◆ What to produce
Copy each line of the following material that has the string "background".

=== Begin Enclosure ===

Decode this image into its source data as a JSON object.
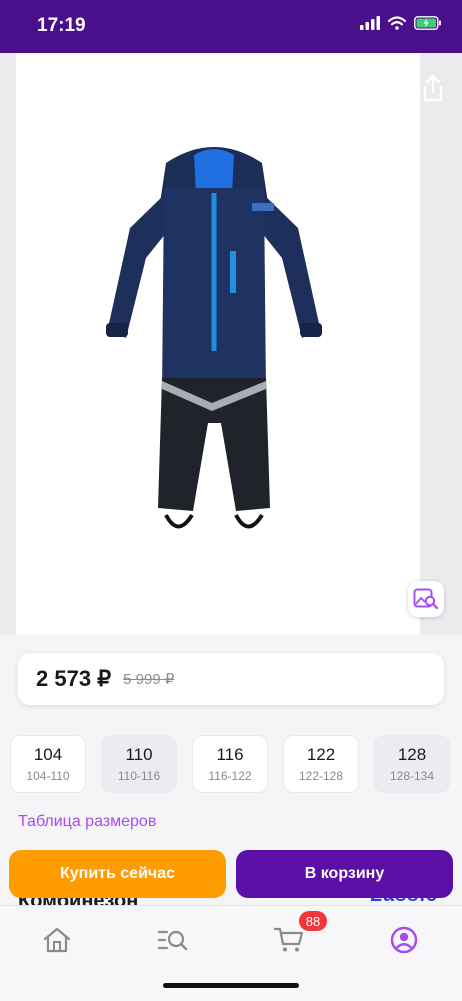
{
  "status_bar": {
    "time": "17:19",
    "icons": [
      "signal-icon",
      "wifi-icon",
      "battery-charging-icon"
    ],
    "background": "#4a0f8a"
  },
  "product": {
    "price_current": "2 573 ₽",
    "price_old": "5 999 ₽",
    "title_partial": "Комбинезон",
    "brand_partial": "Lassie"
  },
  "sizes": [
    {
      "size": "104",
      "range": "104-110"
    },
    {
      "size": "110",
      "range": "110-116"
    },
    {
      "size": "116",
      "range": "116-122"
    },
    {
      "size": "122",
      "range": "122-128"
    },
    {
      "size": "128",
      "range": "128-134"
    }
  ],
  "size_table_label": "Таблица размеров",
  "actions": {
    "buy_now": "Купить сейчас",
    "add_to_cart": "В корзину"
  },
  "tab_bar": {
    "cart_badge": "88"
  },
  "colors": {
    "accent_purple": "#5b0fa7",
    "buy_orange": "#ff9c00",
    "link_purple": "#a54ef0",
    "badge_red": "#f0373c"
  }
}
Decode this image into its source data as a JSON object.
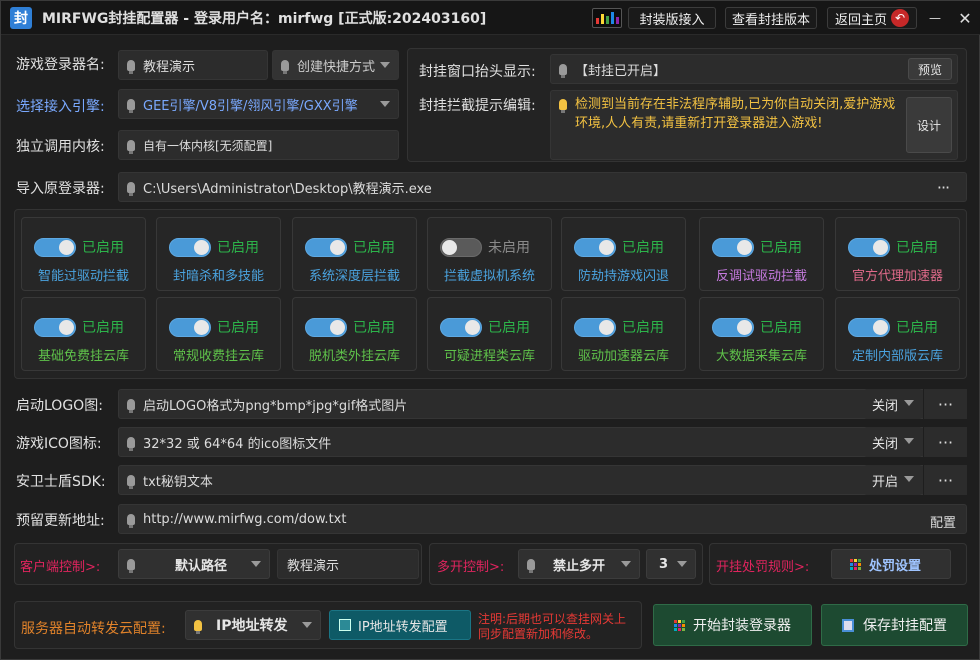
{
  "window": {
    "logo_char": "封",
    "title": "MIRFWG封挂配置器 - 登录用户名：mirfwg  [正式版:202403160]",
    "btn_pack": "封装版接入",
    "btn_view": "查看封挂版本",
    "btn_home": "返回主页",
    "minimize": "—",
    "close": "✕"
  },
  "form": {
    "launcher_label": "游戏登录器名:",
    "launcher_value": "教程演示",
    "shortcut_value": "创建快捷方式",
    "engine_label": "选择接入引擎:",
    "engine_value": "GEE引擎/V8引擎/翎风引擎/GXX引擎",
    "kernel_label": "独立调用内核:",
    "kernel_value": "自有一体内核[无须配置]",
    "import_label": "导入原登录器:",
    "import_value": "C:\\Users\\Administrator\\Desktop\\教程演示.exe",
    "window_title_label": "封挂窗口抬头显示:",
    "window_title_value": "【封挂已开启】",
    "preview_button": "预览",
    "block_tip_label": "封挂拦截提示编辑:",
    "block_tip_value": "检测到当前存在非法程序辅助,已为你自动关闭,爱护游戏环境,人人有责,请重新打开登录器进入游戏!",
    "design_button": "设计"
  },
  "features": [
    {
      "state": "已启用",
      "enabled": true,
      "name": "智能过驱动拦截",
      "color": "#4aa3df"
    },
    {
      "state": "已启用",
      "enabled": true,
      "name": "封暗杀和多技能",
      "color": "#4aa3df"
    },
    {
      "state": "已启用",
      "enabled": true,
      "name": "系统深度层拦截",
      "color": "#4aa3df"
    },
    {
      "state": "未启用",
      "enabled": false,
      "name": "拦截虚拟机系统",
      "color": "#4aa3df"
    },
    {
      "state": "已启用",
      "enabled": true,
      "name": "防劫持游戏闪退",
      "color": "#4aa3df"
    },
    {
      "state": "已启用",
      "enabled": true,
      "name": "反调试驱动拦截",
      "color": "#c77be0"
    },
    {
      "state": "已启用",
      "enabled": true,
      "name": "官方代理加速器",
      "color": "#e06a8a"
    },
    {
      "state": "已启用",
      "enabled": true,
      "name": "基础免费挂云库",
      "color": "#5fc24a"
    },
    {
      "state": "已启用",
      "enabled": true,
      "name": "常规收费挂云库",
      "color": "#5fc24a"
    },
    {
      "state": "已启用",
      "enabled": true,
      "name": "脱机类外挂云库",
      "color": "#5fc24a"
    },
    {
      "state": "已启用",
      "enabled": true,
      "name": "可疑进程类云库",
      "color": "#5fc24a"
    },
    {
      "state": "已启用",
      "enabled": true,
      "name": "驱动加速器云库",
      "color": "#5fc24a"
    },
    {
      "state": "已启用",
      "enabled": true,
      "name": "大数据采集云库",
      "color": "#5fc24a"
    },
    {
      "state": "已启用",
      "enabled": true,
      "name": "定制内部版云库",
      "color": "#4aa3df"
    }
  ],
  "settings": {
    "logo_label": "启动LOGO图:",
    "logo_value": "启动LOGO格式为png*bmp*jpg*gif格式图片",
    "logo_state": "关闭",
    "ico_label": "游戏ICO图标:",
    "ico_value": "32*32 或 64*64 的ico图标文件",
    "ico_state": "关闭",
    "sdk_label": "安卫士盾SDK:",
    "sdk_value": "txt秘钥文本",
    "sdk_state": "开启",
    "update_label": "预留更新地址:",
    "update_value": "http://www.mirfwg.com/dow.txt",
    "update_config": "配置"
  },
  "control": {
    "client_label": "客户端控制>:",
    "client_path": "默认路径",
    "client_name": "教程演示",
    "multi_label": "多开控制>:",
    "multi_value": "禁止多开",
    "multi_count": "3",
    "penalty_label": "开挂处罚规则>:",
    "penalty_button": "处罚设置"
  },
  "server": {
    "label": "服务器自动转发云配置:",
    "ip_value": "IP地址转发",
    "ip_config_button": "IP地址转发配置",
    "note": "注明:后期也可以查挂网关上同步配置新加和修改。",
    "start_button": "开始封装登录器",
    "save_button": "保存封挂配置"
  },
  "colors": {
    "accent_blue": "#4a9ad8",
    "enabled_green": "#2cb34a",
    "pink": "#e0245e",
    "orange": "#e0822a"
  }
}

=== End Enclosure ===
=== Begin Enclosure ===

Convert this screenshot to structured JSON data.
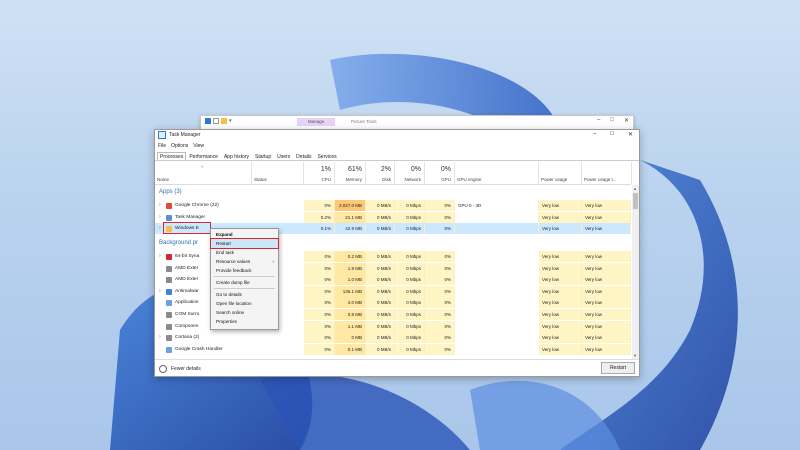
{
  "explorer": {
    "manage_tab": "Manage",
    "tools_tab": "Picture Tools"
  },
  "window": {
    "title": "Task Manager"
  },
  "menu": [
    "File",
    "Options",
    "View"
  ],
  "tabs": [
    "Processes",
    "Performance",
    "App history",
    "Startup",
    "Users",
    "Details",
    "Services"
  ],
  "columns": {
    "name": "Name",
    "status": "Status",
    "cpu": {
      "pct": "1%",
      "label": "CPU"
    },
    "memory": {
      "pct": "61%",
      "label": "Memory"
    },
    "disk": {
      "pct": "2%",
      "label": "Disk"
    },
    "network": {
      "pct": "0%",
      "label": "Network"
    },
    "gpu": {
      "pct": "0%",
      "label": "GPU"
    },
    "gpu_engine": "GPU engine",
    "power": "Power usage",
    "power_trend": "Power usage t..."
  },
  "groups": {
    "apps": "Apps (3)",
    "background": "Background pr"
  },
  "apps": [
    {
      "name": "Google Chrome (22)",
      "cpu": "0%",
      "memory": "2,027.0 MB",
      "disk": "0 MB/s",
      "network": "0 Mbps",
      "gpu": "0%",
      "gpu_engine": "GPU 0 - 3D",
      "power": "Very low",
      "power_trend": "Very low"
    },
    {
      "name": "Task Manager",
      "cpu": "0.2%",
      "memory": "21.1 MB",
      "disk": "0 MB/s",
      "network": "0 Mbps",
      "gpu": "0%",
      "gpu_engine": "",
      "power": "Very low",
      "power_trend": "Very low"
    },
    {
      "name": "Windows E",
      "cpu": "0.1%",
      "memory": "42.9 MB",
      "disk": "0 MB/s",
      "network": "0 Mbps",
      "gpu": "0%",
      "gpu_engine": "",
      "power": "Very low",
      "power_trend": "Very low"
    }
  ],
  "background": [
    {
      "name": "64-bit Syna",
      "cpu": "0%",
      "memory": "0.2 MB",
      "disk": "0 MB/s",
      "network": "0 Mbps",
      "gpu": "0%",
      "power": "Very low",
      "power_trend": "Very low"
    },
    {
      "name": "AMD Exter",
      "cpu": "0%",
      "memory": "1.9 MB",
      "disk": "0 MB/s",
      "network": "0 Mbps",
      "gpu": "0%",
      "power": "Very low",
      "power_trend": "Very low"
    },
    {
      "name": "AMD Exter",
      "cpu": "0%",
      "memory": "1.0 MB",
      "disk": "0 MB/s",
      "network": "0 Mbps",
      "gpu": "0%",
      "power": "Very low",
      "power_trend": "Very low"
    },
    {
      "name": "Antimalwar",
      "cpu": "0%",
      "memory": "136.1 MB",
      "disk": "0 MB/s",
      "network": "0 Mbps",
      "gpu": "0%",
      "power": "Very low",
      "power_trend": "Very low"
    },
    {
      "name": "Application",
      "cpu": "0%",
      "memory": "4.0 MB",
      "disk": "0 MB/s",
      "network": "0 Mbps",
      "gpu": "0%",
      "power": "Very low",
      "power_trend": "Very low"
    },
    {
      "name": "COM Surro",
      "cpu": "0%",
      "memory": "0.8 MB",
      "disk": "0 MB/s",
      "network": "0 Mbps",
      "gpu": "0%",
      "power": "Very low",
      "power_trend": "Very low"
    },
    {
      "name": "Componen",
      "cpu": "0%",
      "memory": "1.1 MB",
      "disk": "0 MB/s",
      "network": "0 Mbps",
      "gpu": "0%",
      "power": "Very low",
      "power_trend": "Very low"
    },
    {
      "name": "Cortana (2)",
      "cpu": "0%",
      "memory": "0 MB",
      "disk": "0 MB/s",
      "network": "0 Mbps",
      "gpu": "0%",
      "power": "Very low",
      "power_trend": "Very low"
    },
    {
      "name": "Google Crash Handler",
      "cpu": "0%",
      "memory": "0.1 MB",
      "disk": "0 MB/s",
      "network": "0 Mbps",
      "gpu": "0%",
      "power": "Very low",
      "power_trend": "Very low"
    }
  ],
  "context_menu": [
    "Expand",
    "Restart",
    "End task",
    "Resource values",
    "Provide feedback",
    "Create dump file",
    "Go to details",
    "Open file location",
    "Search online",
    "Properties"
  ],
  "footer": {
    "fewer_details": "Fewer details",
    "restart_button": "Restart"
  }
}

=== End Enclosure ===

◆ Reply
    "background": "#4a0f8a"
    "background": "Background pr"
  "background": [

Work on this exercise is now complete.